Defense attorneys have, in particular, cited the Optional Protocol to the Convention on the Rights of the Child on the Involvement of Children in Armed Conflict, adopted by the United Nations in 2000 and signed by President George W. Bush in September 2002—two months after Omar’s detention by US troops.
The treaty, as the US State Department web site spells out, requires that governments “take all feasible measures to ensure that in the event of hostilities within their jurisdictions,” child combatants are “demobilized” and treated as “victims. The treaty further states that children recruited into armed conflicts are entitled to “all appropriate assistance for their physical and psychological recovery and their social reintegration.”

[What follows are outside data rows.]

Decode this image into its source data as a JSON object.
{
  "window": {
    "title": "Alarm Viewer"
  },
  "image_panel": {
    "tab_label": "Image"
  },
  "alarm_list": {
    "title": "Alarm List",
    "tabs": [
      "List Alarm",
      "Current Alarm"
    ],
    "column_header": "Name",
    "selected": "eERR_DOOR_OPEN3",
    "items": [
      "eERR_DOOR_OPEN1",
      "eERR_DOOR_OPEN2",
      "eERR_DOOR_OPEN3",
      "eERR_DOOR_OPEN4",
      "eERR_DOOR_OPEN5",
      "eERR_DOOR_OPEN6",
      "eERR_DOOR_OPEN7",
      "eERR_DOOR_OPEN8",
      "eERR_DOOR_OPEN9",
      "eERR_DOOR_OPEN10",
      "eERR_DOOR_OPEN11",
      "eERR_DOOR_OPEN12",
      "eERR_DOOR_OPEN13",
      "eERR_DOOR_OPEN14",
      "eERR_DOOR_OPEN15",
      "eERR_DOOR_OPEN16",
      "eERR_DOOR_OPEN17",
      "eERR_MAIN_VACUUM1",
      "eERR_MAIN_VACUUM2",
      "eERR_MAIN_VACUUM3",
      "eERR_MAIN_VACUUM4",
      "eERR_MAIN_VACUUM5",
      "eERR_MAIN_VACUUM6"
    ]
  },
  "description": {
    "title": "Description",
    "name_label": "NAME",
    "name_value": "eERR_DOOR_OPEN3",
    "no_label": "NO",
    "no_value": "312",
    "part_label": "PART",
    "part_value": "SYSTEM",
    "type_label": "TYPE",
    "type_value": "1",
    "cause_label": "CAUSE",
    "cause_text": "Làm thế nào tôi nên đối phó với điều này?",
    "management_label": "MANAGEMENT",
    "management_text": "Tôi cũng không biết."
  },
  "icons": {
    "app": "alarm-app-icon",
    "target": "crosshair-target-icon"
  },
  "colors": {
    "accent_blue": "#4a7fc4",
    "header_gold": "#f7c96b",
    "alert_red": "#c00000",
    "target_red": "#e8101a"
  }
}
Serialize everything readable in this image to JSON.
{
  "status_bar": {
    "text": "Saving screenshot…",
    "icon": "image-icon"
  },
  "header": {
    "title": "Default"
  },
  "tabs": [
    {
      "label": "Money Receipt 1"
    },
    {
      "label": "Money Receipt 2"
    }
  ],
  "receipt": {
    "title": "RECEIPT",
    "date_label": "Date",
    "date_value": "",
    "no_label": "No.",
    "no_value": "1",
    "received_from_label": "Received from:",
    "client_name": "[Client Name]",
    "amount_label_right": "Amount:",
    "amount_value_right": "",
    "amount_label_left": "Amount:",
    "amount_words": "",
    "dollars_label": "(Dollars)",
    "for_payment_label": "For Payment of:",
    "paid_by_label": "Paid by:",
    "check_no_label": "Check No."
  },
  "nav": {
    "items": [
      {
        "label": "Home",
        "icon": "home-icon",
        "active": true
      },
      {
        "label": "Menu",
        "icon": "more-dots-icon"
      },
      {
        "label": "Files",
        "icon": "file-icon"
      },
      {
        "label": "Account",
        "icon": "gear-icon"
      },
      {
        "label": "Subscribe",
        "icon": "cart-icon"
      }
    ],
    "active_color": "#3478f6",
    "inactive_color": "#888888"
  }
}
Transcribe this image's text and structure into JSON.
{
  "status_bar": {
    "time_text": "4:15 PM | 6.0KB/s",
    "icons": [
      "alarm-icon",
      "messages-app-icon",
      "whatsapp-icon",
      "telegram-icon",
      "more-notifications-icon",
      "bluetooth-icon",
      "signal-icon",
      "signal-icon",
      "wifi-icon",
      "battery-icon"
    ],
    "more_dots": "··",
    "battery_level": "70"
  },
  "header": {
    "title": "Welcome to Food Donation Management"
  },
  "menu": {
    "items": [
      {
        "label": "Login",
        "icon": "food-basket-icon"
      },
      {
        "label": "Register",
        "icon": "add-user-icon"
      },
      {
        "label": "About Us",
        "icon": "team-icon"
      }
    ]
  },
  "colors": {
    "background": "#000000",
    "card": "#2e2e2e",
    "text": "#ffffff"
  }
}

The trial of a youth arrested at the age of 15 as an adult on charges of war crimes has virtually no precedent internationally and flies in the face of legal tradition relating to the treatment of juveniles that goes back centuries. In answering the defense brief, military prosecutors had to reach back to a handful of obscure cases predating the Nuremberg tribunals, which made a conscious decision to treat the Hitler Youth as misguided children, rather than a target for war crimes prosecution.
The charge sheet prepared by the Pentagon against Omar Khadr includes offenses he is alleged to have committed when he was 11 years old, accompanying his father to meetings with leaders of Al Qaeda in Afghanistan.
The case has served to expose not only the criminality of the US government, but also the complicity and hypocrisy of its Canadian ally. Omar Khadr is the last citizen of any Western country incarcerated at Guantánamo, and neither the Conservative Party government of Prime Minister Stephen Harper nor its Liberal Party predecessor has lifted a finger to seek his release. Citizens of other countries, including Australia, Britain, Germany and Sweden, have been repatriated at the request, however belated, of their governments.
Canada chairs a “friends” group of nations formed to support the implementation of UN resolutions relating to child combatants. Yet, in regard to its own citizen, detained and tortured as a child and now being subjected to military prosecution, it has repeatedly deferred to the Bush administration, claiming that it has received assurances that he is not being ill-treated and that it must let the “legal procedure” take its course.
On the eve of the Guantánamo judge’s ruling denying the appeal based on Omar Khadr’s status as a juvenile, his military defense lawyer, Lieutenant-Commander Bill Kuebler, visited Canada, appearing before a parliamentary human rights panel and speaking to the media in an apparent attempt to shame the Canadian government into intervening on behalf of his client.
He made it clear that the youth has no chance of receiving a fair trial in the Guantánamo tribunal. “There is almost no real evidence to support the proposition that Omar actually threw a hand grenade in July 2002 that killed a US soldier,” he told the committee. “Omar will probably nonetheless be convicted of murder by the military commission for little more than having survived the firefight.”
After the military judge’s ruling, Kuebler called it “an embarrassment to the United States.” He added pointedly, “The military commission process has now clearly failed and Canada will share in the embarrassment if it does not act soon.”
The military defense attorney stated that the practical effect of the decision was “to agree with the government view that Congress affirmatively intended to give the Pentagon the authority to seek the death penalty against children if the so-called ‘convening authority’ felt it appropriate.”
On Tuesday, meanwhile, over 100 Canadian students demonstrated on the steps of the Canadian parliament chanting “Free Omar” and waving placards reading “Justice for Children.”
“For the grace of God, they could be in Omar’s shoes,” said Marcel Lacroix, a teacher accompanying the student protesters. “He’s a Canadian born in Toronto. I can’t understand why the Canadian government doesn’t just bring him home.”